- _What the exercise asks_
Check every line below for the word "account" and copy each one that has it.

Entries from a dataset of interfaces

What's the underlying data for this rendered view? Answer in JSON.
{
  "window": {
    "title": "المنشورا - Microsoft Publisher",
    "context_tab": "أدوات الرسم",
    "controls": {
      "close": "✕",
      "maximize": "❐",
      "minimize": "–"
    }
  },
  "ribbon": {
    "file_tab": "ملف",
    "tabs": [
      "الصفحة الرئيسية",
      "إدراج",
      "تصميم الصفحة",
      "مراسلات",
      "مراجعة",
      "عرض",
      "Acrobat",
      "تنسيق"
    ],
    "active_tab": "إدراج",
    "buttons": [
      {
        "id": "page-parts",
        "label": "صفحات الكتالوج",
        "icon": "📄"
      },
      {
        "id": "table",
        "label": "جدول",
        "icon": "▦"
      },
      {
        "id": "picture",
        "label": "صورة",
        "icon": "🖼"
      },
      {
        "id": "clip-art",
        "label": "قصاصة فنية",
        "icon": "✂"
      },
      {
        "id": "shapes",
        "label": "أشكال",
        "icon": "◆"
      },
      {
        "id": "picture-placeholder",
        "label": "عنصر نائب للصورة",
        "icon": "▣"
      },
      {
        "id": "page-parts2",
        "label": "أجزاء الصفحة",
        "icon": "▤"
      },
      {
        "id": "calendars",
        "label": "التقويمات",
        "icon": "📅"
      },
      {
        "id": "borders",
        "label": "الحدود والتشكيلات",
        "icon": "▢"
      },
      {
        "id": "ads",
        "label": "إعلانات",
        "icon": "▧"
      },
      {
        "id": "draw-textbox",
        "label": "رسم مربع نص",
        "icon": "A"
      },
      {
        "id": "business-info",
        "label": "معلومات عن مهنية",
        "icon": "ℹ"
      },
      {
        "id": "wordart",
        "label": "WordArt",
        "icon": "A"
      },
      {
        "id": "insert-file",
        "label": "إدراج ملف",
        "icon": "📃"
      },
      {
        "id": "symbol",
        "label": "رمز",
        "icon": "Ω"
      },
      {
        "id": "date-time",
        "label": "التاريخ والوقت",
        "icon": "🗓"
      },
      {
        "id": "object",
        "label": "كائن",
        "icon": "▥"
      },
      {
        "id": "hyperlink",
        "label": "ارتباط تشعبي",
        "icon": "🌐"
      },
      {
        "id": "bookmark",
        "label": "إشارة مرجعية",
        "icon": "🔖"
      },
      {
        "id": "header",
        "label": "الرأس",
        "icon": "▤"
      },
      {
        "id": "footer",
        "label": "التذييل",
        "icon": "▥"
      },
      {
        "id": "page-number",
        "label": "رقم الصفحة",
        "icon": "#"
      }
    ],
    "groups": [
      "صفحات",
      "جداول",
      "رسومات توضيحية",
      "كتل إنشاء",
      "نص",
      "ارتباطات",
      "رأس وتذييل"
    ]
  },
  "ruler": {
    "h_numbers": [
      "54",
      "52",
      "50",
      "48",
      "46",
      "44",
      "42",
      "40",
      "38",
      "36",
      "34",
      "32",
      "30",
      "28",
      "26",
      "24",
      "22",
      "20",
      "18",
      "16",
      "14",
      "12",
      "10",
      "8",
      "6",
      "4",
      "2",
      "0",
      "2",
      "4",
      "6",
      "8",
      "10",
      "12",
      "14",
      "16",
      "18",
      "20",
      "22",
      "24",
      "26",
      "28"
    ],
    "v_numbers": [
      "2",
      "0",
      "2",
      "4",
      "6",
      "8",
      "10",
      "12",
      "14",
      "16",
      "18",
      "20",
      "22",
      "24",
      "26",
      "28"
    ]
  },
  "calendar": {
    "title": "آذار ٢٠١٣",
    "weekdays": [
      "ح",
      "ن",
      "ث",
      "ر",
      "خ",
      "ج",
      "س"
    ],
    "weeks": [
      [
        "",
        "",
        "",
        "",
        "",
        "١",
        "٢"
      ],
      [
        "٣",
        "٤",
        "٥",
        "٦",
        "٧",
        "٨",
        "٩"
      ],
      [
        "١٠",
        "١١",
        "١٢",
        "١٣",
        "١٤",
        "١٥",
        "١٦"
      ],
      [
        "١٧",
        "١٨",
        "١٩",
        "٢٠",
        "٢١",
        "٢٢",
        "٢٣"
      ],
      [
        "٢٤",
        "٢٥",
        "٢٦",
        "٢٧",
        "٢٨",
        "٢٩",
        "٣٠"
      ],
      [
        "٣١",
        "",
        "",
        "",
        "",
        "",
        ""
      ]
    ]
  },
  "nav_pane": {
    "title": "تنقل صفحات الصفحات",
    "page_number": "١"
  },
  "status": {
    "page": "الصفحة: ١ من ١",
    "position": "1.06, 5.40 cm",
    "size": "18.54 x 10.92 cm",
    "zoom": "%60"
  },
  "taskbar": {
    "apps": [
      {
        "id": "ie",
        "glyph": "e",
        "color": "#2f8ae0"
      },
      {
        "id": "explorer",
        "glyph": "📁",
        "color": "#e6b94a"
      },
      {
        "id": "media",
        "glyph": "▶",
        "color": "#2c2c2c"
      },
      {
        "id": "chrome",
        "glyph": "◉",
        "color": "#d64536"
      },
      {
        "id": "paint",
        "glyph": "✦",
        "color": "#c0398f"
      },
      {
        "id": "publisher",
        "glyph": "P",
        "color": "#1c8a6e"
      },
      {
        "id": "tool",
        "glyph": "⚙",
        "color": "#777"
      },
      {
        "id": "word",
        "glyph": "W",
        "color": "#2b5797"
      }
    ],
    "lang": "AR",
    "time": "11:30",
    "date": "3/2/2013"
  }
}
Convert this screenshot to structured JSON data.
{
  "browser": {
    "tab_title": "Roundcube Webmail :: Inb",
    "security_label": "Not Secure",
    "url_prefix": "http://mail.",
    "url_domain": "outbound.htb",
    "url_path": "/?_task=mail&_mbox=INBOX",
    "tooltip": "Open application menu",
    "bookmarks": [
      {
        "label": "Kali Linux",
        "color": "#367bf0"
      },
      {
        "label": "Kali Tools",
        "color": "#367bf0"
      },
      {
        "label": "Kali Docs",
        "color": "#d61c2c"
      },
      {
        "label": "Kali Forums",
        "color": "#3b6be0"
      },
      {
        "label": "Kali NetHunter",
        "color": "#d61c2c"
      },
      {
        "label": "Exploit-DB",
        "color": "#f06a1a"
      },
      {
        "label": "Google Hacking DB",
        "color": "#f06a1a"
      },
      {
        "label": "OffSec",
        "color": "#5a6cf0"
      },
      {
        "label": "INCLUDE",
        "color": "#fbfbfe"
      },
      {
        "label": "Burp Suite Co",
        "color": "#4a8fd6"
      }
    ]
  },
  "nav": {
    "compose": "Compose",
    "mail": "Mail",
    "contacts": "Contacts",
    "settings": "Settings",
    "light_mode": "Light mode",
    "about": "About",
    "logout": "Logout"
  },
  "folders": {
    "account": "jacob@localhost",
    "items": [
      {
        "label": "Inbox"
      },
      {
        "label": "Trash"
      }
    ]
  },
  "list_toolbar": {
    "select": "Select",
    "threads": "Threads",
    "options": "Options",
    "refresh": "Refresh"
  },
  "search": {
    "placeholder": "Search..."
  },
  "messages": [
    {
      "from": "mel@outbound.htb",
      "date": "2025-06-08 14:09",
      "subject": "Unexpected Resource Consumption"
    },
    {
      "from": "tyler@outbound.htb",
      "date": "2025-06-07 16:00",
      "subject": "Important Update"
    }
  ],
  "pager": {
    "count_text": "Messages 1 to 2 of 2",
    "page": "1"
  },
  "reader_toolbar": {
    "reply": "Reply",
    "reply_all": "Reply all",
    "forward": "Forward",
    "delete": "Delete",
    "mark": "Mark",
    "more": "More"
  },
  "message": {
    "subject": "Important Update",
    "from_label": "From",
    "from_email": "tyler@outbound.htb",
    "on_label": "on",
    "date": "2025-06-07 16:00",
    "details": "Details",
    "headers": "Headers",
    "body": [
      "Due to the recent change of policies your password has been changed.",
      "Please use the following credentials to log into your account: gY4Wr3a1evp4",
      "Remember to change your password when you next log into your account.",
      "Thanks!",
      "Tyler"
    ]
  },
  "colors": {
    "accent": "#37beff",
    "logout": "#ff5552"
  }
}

- _Problem solution_
    "account": "jacob@localhost",
      "Please use the following credentials to log into your account: gY4Wr3a1evp4",
      "Remember to change your password when you next log into your account.",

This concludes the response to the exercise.